— Work required —
Lines with the word "time" in them must be copied from the records below.

— Available data —
§

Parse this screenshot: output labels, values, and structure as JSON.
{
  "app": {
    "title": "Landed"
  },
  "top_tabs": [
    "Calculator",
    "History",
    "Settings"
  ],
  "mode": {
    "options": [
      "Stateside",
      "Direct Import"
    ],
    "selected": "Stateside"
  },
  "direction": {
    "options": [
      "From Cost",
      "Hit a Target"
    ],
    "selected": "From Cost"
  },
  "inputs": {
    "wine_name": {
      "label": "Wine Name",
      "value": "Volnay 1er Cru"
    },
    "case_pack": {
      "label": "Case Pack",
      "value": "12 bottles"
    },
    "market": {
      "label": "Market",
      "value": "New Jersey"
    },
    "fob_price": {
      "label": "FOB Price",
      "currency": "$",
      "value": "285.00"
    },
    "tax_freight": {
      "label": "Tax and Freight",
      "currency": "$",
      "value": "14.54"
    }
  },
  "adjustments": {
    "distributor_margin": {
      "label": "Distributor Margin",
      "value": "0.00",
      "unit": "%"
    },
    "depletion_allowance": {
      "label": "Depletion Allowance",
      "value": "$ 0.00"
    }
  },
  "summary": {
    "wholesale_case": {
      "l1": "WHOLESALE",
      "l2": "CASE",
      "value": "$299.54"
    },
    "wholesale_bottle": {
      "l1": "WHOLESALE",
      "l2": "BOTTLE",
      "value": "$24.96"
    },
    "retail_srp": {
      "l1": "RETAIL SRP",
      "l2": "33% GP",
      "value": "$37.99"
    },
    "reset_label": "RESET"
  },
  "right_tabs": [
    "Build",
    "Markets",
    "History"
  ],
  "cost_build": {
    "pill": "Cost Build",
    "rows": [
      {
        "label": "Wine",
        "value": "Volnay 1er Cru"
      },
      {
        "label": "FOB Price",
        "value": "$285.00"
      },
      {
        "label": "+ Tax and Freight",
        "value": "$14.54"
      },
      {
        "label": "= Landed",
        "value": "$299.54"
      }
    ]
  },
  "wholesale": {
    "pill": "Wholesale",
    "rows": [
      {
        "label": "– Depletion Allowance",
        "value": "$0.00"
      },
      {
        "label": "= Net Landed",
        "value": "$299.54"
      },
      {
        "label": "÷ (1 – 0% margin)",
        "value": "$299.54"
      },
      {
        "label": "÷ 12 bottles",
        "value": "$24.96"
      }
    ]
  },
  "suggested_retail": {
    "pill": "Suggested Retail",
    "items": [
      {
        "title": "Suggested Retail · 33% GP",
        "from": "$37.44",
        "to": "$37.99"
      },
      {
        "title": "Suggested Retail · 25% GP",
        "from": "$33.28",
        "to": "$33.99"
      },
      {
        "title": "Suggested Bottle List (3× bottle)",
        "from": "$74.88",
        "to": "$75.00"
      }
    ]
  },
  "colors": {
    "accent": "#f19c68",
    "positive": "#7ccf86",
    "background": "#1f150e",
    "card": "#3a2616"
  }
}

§

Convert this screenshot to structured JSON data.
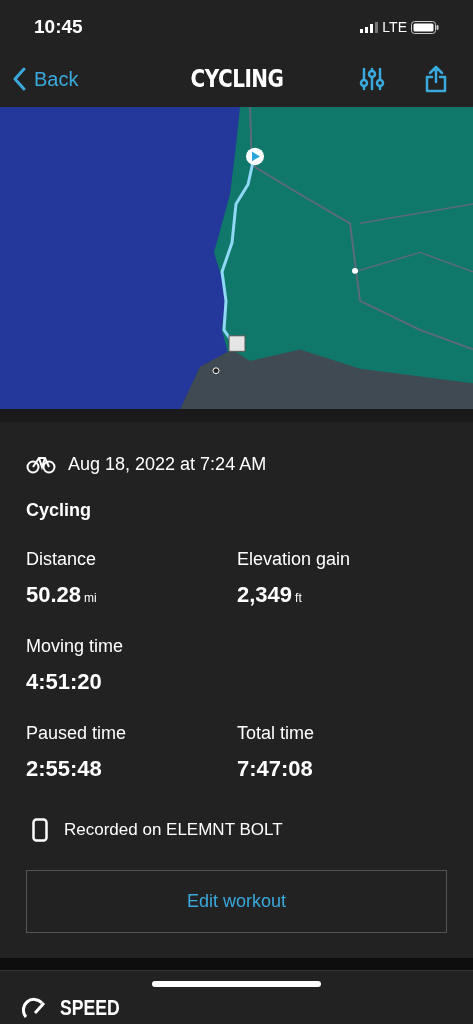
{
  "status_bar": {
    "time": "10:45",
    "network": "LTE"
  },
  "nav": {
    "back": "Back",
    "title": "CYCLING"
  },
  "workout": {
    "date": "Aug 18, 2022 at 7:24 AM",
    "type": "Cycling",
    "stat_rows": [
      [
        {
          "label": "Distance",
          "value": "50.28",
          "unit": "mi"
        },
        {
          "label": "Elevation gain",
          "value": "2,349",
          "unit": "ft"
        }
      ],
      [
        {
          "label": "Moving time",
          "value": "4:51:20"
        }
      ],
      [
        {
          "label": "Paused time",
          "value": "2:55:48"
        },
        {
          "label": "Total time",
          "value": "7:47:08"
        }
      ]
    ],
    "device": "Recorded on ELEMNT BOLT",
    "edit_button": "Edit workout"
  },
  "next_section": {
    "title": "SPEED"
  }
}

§

— Answer below —
    "time": "10:45",
          "label": "Moving time",
          "label": "Paused time",
          "label": "Total time",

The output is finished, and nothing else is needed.